**Description of the task:** Search the data for the string "Новая" and gather each line it is in.

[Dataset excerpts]
_ _ _ _
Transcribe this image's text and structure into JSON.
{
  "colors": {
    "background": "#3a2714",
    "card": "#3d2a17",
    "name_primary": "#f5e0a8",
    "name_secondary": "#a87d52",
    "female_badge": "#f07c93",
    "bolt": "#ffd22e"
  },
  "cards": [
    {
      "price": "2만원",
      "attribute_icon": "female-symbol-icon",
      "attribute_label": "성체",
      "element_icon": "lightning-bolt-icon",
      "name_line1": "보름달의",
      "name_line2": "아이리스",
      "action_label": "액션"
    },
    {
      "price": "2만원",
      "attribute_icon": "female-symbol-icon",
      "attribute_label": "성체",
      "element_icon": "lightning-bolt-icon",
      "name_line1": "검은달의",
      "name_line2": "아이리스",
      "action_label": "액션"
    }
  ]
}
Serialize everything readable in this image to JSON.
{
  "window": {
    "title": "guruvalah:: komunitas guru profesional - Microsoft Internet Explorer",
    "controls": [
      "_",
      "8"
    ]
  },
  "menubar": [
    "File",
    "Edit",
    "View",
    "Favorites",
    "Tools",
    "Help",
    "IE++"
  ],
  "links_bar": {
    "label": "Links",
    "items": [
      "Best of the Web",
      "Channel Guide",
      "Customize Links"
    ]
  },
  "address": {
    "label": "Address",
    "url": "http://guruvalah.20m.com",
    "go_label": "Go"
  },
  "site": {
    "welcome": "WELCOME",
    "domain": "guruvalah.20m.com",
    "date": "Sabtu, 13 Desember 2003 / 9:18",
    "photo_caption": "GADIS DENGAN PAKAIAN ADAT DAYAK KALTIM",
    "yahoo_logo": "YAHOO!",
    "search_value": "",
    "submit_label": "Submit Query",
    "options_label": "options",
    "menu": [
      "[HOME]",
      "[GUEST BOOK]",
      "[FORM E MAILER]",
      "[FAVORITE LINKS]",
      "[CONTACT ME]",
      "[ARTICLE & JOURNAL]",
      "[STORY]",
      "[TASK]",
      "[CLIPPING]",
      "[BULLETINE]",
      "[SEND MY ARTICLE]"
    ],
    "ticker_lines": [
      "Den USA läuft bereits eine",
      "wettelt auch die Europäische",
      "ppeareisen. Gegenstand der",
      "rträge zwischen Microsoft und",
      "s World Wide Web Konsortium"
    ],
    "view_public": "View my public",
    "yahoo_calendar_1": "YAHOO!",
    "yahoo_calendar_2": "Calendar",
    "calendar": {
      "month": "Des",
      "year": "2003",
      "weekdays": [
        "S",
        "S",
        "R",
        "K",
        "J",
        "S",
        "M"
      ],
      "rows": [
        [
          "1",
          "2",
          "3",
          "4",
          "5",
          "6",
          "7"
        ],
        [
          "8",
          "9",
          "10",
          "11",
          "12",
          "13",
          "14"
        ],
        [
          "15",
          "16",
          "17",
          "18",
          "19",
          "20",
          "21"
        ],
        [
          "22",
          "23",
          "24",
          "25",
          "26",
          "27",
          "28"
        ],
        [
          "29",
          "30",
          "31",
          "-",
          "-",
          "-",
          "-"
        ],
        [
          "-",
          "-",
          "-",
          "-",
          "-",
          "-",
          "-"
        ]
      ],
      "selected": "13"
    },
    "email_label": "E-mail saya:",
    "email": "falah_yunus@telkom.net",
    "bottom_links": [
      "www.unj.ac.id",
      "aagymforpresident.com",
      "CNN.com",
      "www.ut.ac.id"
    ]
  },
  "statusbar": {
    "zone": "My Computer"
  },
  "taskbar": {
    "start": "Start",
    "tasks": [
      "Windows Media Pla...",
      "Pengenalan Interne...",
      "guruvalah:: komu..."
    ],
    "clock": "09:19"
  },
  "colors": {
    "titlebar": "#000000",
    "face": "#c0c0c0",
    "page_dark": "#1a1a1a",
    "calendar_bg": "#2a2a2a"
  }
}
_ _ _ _
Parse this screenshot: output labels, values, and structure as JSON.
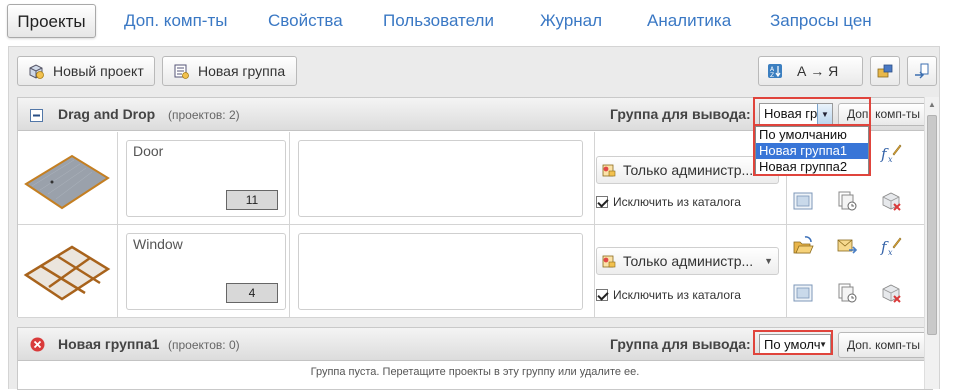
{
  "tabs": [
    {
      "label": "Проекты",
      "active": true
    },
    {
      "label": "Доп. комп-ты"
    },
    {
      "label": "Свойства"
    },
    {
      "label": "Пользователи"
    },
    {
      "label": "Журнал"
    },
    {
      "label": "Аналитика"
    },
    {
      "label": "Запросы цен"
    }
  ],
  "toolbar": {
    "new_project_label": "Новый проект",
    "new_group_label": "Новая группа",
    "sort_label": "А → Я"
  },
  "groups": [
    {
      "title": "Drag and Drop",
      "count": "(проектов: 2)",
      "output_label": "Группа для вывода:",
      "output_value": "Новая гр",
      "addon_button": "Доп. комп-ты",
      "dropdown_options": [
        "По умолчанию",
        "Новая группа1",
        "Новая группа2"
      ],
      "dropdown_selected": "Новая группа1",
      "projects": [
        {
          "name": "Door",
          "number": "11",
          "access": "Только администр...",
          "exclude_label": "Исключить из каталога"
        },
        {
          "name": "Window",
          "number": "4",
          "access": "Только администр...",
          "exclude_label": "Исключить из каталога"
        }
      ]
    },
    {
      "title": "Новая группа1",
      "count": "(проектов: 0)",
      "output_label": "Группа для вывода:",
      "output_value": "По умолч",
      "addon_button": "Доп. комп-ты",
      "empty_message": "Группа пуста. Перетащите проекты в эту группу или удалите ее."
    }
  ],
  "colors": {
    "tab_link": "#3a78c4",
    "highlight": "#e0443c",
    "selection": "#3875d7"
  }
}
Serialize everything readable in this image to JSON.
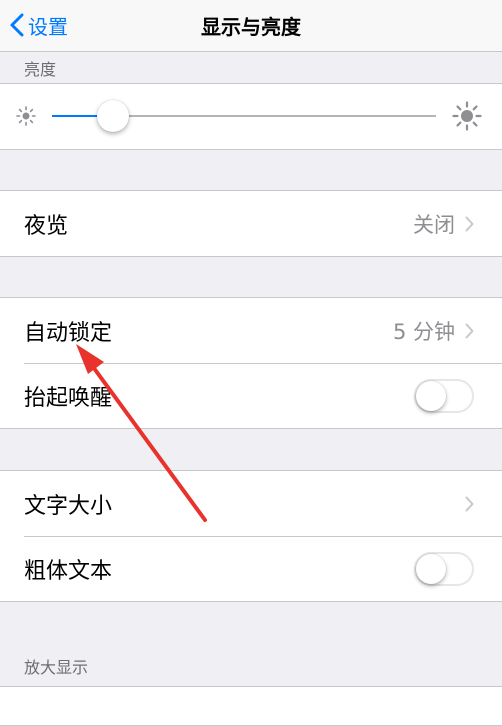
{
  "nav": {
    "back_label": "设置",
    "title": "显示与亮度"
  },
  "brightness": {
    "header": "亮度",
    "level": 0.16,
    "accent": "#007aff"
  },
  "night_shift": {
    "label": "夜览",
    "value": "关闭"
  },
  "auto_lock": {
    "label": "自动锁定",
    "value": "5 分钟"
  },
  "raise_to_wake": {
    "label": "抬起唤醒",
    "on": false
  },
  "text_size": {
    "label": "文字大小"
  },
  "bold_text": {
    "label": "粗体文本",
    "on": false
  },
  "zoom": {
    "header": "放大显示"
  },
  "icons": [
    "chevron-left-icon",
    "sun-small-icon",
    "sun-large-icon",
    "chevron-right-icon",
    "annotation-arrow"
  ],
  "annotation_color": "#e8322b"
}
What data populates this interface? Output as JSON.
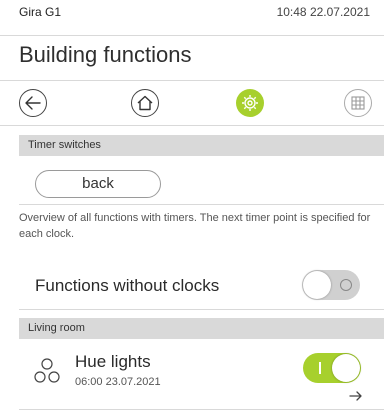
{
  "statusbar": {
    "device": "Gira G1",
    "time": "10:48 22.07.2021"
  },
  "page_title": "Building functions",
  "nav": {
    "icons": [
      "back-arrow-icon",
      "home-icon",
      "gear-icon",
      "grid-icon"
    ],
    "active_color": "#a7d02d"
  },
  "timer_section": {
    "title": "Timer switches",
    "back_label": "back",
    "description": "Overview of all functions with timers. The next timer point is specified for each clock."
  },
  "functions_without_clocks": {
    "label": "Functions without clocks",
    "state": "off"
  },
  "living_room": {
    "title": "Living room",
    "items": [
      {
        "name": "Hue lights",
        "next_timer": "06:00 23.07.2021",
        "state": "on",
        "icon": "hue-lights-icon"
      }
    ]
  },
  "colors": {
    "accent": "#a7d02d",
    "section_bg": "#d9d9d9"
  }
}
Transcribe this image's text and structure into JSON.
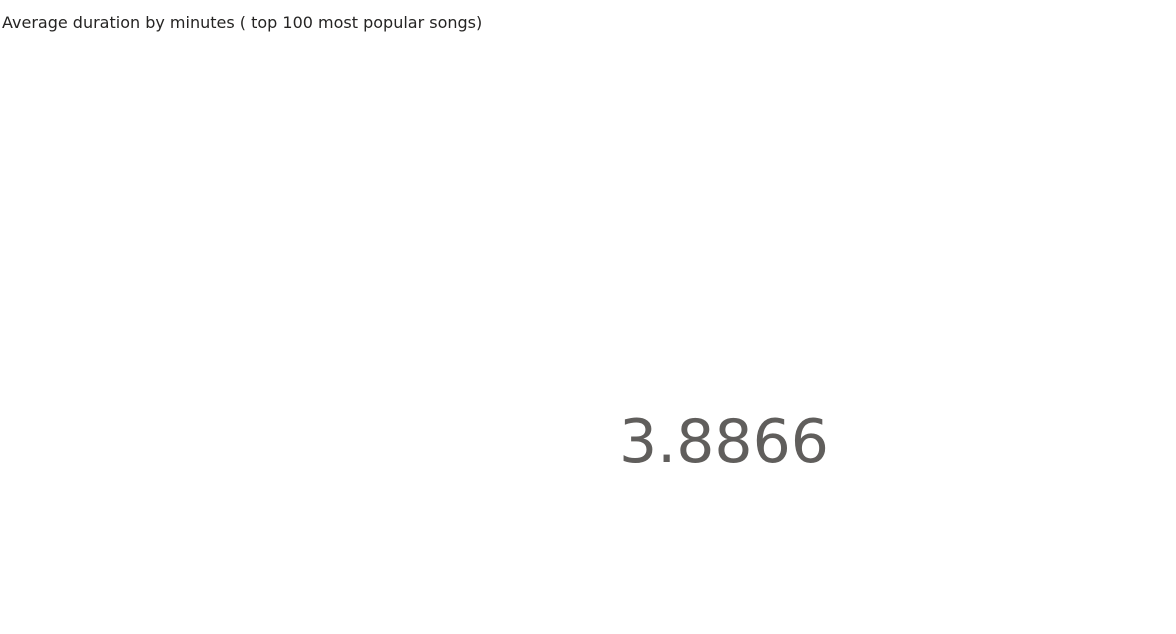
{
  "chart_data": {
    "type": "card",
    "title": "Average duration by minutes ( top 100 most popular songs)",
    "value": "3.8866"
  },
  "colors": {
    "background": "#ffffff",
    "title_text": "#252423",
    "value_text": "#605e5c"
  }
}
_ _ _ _
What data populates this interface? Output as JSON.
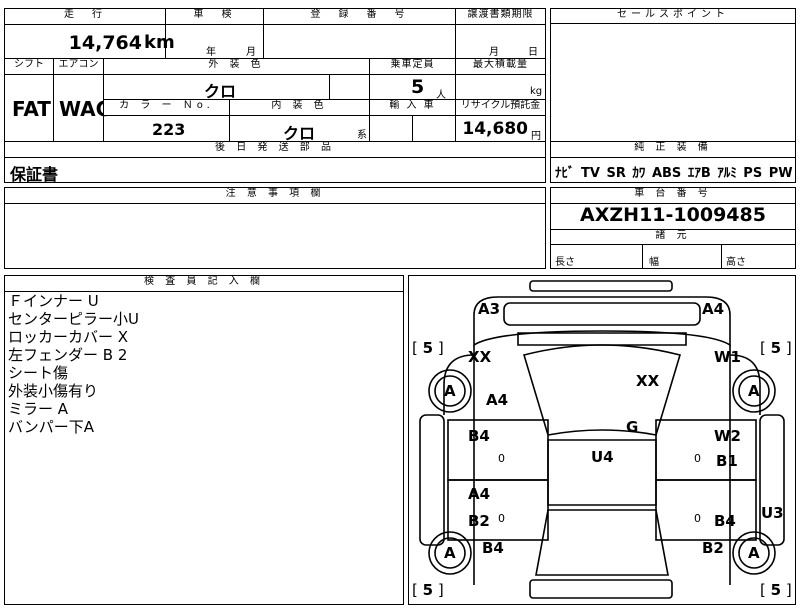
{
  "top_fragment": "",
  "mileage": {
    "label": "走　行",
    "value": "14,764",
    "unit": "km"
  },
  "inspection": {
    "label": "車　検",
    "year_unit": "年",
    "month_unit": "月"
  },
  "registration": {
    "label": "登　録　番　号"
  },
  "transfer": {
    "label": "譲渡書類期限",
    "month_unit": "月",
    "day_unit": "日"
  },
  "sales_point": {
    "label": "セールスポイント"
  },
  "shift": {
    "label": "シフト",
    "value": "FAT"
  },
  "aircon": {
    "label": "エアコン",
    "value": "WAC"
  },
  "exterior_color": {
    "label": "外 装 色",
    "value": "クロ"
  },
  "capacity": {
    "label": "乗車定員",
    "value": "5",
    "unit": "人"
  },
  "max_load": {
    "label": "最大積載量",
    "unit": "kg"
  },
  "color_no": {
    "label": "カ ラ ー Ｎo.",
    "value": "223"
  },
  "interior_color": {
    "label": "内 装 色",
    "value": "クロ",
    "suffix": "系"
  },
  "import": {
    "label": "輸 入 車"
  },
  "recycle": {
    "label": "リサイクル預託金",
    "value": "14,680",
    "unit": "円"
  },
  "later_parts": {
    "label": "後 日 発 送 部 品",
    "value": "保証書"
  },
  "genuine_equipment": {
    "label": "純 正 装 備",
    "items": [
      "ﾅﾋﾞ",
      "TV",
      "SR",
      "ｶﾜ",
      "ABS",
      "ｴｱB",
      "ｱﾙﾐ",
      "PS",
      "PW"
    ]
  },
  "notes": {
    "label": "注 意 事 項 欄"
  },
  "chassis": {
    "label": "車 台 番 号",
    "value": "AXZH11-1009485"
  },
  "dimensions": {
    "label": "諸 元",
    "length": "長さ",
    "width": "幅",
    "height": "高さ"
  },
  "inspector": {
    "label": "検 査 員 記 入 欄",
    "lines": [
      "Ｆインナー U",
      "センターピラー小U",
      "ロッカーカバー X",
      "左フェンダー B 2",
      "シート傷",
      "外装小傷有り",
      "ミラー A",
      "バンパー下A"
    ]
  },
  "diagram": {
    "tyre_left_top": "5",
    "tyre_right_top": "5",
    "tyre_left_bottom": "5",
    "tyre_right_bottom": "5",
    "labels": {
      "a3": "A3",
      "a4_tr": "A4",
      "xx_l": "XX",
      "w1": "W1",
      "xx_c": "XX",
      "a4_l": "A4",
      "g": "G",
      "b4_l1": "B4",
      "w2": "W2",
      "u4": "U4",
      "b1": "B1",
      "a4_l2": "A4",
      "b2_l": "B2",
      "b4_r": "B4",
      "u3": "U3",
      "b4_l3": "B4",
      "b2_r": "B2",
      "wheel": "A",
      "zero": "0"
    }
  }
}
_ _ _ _
**Reply:**
    "new_group_label": "Новая группа",
      "output_value": "Новая гр",
        "Новая группа1",
        "Новая группа2"
      "dropdown_selected": "Новая группа1",
      "title": "Новая группа1",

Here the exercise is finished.